The outlook for housing is split, however. Some in the industry predict another sales slide if the tax credit is not renewed and others say there will be a gradual recovery slowed by the usual winter sales malaise.
“We’re going to see another leg down, and if we lose the tax credit it will be a significant leg down,” said John Burns, president of John Burns Real Estate Consulting in Irvine, California.
The main concern is “shadow inventory,” or the stockpiles of homes held by banks or those about to go into foreclosure but yet to be put on the market, he said.
“The one really positive surprise recently has been falling mortgage rates,” and rates at 5 percent or less next year “could definitely help engineer a soft landing,” said Burns.

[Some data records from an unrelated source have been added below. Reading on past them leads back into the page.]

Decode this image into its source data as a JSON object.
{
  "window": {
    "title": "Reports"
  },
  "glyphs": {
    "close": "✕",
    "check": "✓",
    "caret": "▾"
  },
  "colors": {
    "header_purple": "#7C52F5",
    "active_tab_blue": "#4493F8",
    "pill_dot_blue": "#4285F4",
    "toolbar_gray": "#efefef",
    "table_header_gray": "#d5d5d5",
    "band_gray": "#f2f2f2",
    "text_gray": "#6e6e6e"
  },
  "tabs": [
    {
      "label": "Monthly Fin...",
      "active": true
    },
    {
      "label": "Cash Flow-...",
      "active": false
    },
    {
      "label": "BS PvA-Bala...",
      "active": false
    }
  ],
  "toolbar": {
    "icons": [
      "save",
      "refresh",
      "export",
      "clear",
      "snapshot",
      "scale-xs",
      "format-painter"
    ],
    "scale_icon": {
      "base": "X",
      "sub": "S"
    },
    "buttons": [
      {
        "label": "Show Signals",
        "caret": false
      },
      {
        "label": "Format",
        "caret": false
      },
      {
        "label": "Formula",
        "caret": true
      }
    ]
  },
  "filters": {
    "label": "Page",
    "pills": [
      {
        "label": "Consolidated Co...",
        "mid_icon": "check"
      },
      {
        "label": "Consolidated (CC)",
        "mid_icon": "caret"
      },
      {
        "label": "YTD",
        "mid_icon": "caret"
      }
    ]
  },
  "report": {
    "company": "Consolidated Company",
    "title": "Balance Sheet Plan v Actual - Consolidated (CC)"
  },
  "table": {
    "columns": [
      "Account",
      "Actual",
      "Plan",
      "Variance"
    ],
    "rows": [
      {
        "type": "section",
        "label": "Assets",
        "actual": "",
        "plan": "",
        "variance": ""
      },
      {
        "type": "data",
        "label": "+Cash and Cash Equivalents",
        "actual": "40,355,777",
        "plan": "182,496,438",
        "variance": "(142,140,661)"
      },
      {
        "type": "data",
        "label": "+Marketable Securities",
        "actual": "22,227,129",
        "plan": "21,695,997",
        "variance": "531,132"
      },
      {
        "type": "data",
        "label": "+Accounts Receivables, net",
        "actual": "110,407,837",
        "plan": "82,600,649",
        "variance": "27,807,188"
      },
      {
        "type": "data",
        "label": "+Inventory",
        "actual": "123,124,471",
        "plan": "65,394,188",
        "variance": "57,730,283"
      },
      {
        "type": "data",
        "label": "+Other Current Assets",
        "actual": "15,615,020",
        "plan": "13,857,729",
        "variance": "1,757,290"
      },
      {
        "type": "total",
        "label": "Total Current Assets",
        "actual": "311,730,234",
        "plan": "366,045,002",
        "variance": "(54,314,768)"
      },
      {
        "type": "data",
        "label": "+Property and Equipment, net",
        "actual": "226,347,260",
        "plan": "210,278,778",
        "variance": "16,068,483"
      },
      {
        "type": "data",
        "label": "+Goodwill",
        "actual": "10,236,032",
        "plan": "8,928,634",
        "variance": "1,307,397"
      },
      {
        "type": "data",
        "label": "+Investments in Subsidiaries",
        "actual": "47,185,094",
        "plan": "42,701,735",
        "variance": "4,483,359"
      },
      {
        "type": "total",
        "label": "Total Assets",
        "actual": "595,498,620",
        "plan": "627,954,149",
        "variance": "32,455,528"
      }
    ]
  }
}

Another concern is that the first-time buyer credit siphoned demand from next year’s spring sales season, with buyers rushing purchases before the tax incentive disappears.
Existing-home sales in August fell for the first time in four months, but were at the second-highest pace in almost two years. Sales of new houses were below forecasts but up in August for the fifth straight month.
Stuart Hoffman, chief economist at PNC Financial Services Group in Pittsburgh, does not expect another leg down in home sales but is not convinced that prices have hit bottom because of the large inventory of unsold homes.
Home prices rose in July for the third straight month, surpassing forecasts and bolstering the case for housing stability, based on the Standard & Poor’s/Case-Shiller indexes reported on Tuesday.
“I’d rather be a home buyer than a seller right now because I still think the odds are in your favor of getting a good deal,” and the freefall in prices is over, Hoffman said.
But caution is advised with the pending demise of the tax credit, rising unemployment and the possibility of more foreclosures, S&P said.
Home prices on average have toppled by more than 32 percent from their peaks in the second quarter of 2006.
“I would definitely characterize it as a slow recovery in housing out of a very deep hole,” said Hoffman. “We’ve gone from the sub-basement to the basement, and maybe we’re going to get to the ground floor on housing by next spring. At least I think the process has begun.”
Editing by Leslie Adler